**TASK PROMPT:** Find the lines below that contain the string "icon". Copy each one.

**Dataset rows for apps and sites:**

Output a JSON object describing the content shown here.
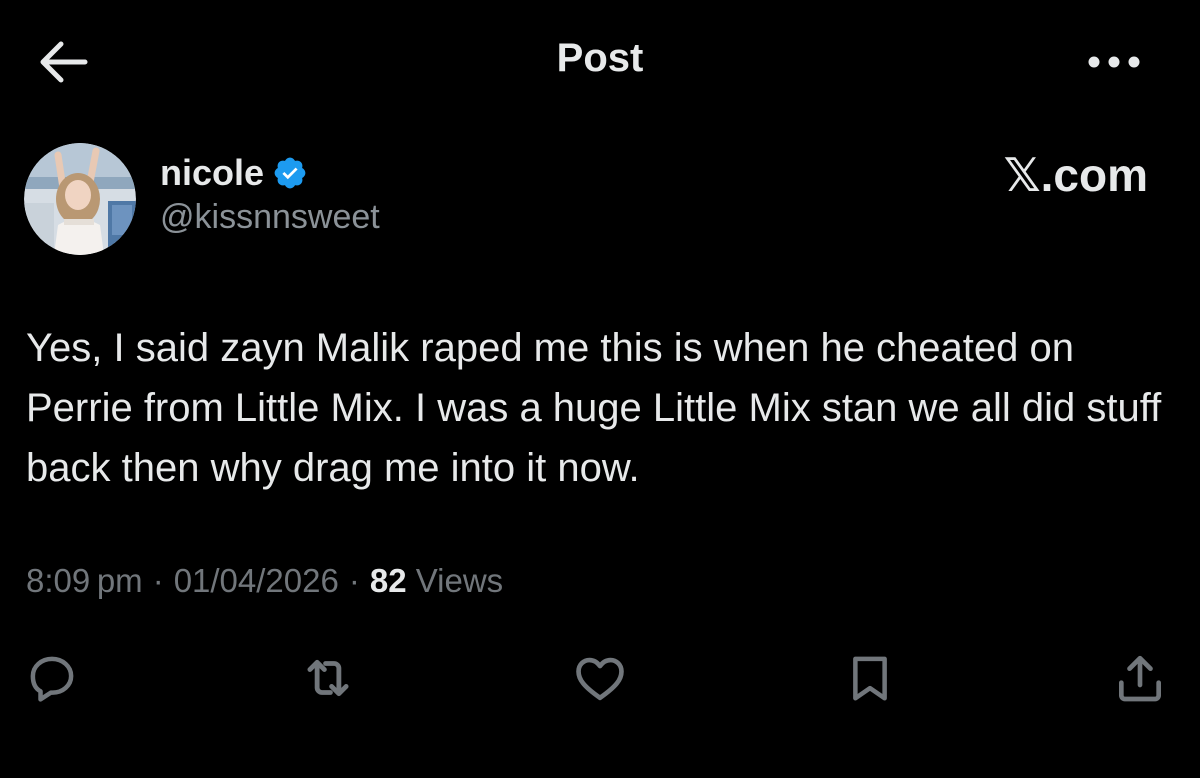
{
  "header": {
    "title": "Post",
    "back_icon": "arrow-left-icon",
    "more_icon": "more-horizontal-icon"
  },
  "author": {
    "display_name": "nicole",
    "verified_icon": "verified-badge-icon",
    "verified_color": "#1d9bf0",
    "handle": "@kissnnsweet"
  },
  "watermark": {
    "text": "𝕏.com"
  },
  "post": {
    "text": "Yes, I said zayn  Malik raped me this is when he cheated on Perrie from Little Mix. I was a huge Little Mix stan we all did stuff back then why drag me into it now."
  },
  "meta": {
    "time": "8:09 pm",
    "separator1": "·",
    "date": "01/04/2026",
    "separator2": "·",
    "views_count": "82",
    "views_label": "Views"
  },
  "actions": [
    {
      "icon": "reply-icon"
    },
    {
      "icon": "repost-icon"
    },
    {
      "icon": "like-icon"
    },
    {
      "icon": "bookmark-icon"
    },
    {
      "icon": "share-icon"
    }
  ],
  "colors": {
    "background": "#000000",
    "primary_text": "#e7e9ea",
    "secondary_text": "#71767b",
    "icon": "#71767b",
    "accent": "#1d9bf0"
  }
}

**EXERCISE OUTPUT:**
    "back_icon": "arrow-left-icon",
    "more_icon": "more-horizontal-icon"
    "verified_icon": "verified-badge-icon",
      "icon": "reply-icon"
      "icon": "repost-icon"
      "icon": "like-icon"
      "icon": "bookmark-icon"
      "icon": "share-icon"
    "icon": "#71767b",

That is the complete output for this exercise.